Early in March, NYC Hospitals became inundated, especially safety net public hospitals, The physicians at Elmhurst Hospital Center (EHC) encountered countless cases of respiratory failure often accompanied by AKI. Autopsy studies from China described an interstitial nephritis, with macrophage infiltrates and complement deposition along with fibrotic changes. We report our experience with COVID-19 and AKI.

Methods

We reviewed the charts of 137 SARS-CoV-2 positive patients (PCR of a nasopharyngeal sample) admitted to EHC 3/7/2020 - 4/7/2020. We categorized patients as having KDIGO defined AKI vs no AKI within the first seven days of admission. Co-morbidities, renal associated markers and inflammatory markers were anlayzed. Clinical outcomes were assessed. Exclusion criteria: <18 years old, pregnant, ESRD, mortality prior to day 7 of hospitalization.
Welch T test and Chi square were used for AKI vs non-AKI

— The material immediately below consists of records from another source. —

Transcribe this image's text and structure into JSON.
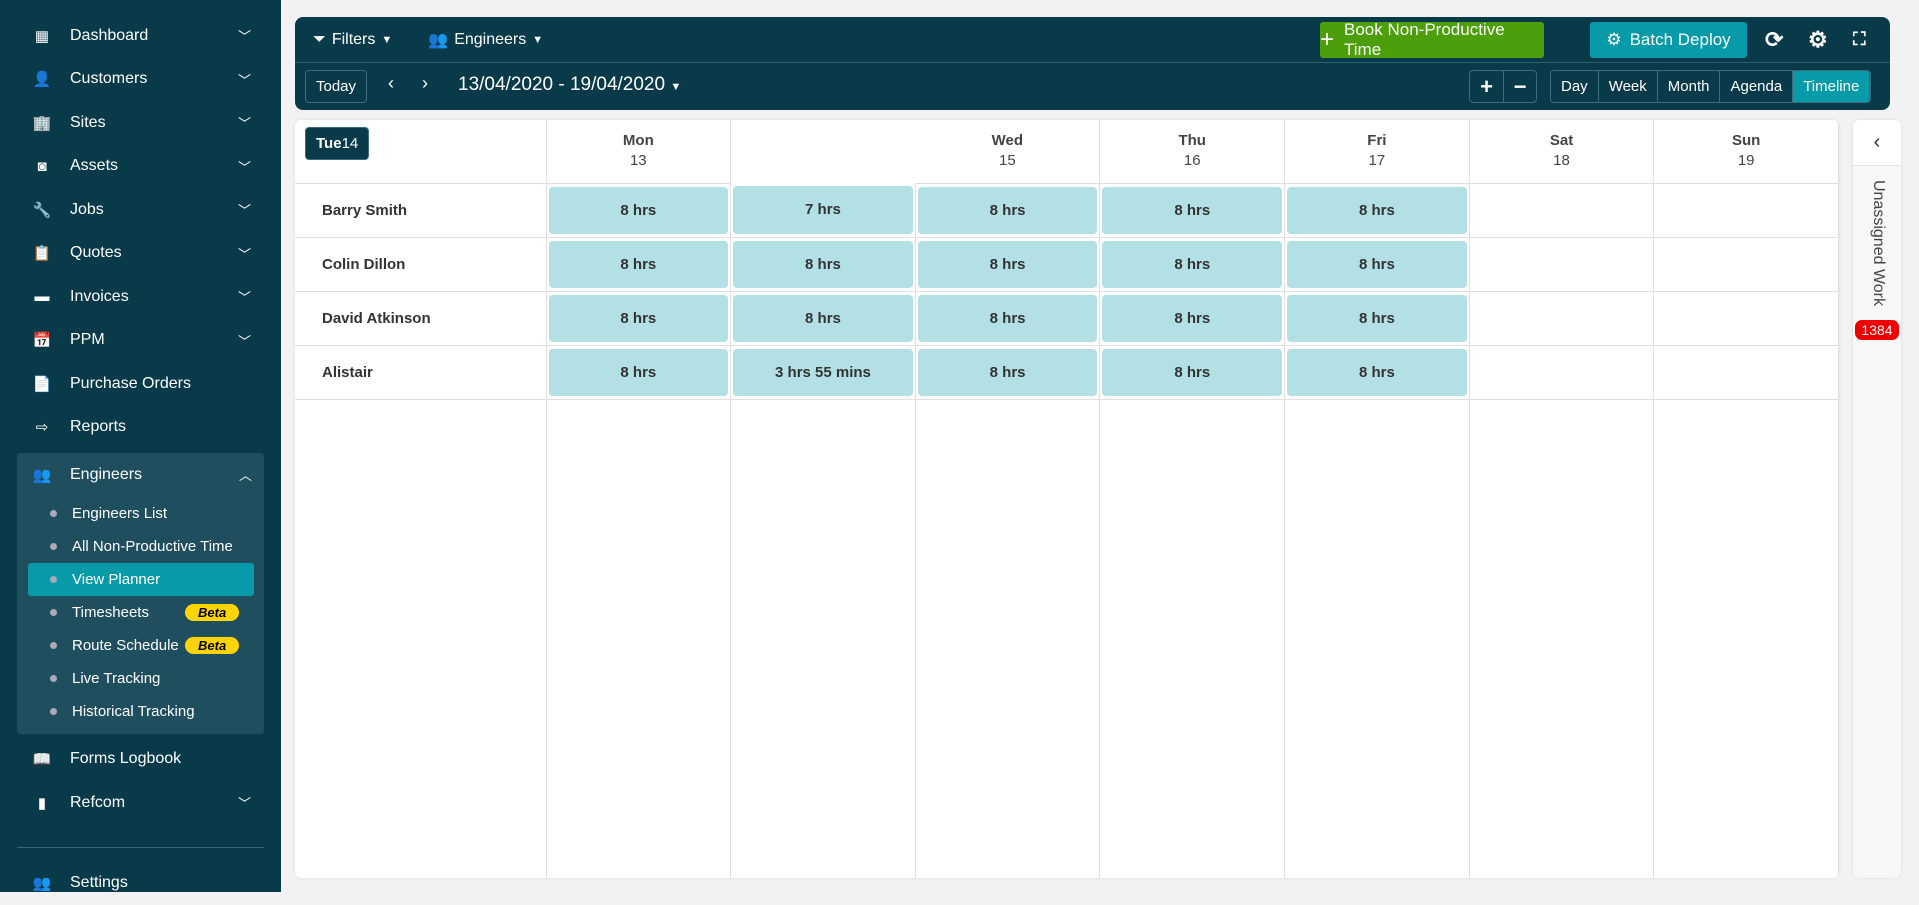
{
  "sidebar": {
    "items": [
      {
        "label": "Dashboard",
        "icon": "dashboard-icon",
        "glyph": "▦",
        "chevron": true
      },
      {
        "label": "Customers",
        "icon": "user-icon",
        "glyph": "👤",
        "chevron": true
      },
      {
        "label": "Sites",
        "icon": "building-icon",
        "glyph": "🏢",
        "chevron": true
      },
      {
        "label": "Assets",
        "icon": "asset-icon",
        "glyph": "◙",
        "chevron": true
      },
      {
        "label": "Jobs",
        "icon": "wrench-icon",
        "glyph": "🔧",
        "chevron": true
      },
      {
        "label": "Quotes",
        "icon": "clipboard-icon",
        "glyph": "📋",
        "chevron": true
      },
      {
        "label": "Invoices",
        "icon": "credit-card-icon",
        "glyph": "▬",
        "chevron": true
      },
      {
        "label": "PPM",
        "icon": "calendar-check-icon",
        "glyph": "📅",
        "chevron": true
      },
      {
        "label": "Purchase Orders",
        "icon": "document-icon",
        "glyph": "📄",
        "chevron": false
      },
      {
        "label": "Reports",
        "icon": "export-icon",
        "glyph": "⇨",
        "chevron": false
      }
    ],
    "engineers": {
      "label": "Engineers",
      "subitems": [
        {
          "label": "Engineers List"
        },
        {
          "label": "All Non-Productive Time"
        },
        {
          "label": "View Planner",
          "active": true
        },
        {
          "label": "Timesheets",
          "badge": "Beta"
        },
        {
          "label": "Route Schedule",
          "badge": "Beta"
        },
        {
          "label": "Live Tracking"
        },
        {
          "label": "Historical Tracking"
        }
      ]
    },
    "after": [
      {
        "label": "Forms Logbook"
      },
      {
        "label": "Refcom"
      }
    ],
    "settings": "Settings"
  },
  "toolbar": {
    "filters": "Filters",
    "engineers": "Engineers",
    "book_npt": "Book Non-Productive Time",
    "batch_deploy": "Batch Deploy",
    "today": "Today",
    "date_range": "13/04/2020 - 19/04/2020",
    "views": [
      "Day",
      "Week",
      "Month",
      "Agenda",
      "Timeline"
    ],
    "active_view": "Timeline"
  },
  "planner": {
    "days": [
      {
        "d": "Mon",
        "n": "13"
      },
      {
        "d": "Tue",
        "n": "14",
        "today": true
      },
      {
        "d": "Wed",
        "n": "15"
      },
      {
        "d": "Thu",
        "n": "16"
      },
      {
        "d": "Fri",
        "n": "17"
      },
      {
        "d": "Sat",
        "n": "18"
      },
      {
        "d": "Sun",
        "n": "19"
      }
    ],
    "rows": [
      {
        "name": "Barry Smith",
        "hours": [
          "8 hrs",
          "7 hrs",
          "8 hrs",
          "8 hrs",
          "8 hrs",
          "",
          ""
        ]
      },
      {
        "name": "Colin Dillon",
        "hours": [
          "8 hrs",
          "8 hrs",
          "8 hrs",
          "8 hrs",
          "8 hrs",
          "",
          ""
        ]
      },
      {
        "name": "David Atkinson",
        "hours": [
          "8 hrs",
          "8 hrs",
          "8 hrs",
          "8 hrs",
          "8 hrs",
          "",
          ""
        ]
      },
      {
        "name": "Alistair",
        "hours": [
          "8 hrs",
          "3 hrs 55 mins",
          "8 hrs",
          "8 hrs",
          "8 hrs",
          "",
          ""
        ]
      }
    ]
  },
  "unassigned": {
    "label": "Unassigned Work",
    "count": "1384"
  },
  "colors": {
    "sidebar": "#083a4a",
    "accent": "#079aa8",
    "green": "#4c9e0a",
    "block": "#b3e0e5",
    "badge": "#e00000",
    "beta": "#ffd400"
  }
}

Results

Age was similar in both groups as was gender (male 74% vs 79%) and incidence of diabetes. Early AKI developed in 35% of whom 55% needed RRT; 85% of the AKI patients required mechanical ventilation vs 11.2% of the non-AKI group. Inflammatory markers (WBC, CRP, LDH); urine protein and urine white cells (but not CPK) were significantly higher in the AKI group. Procalcitonin and D-dimers as maximum levels became significant. We found that 20% of those not with early AKI developed late-onset AKI. Mortality was 76.7% in the AKI and 17.9% in the non-AKI group.

Conclusion

Early AKI developing in the first week of hospitalization was associated with overwhelming respiratory failure. The accompanying higher inflammatory markers, elevated urine WBCs and protein could implicate interstitial nephritis as an underlying pathology as described earlier.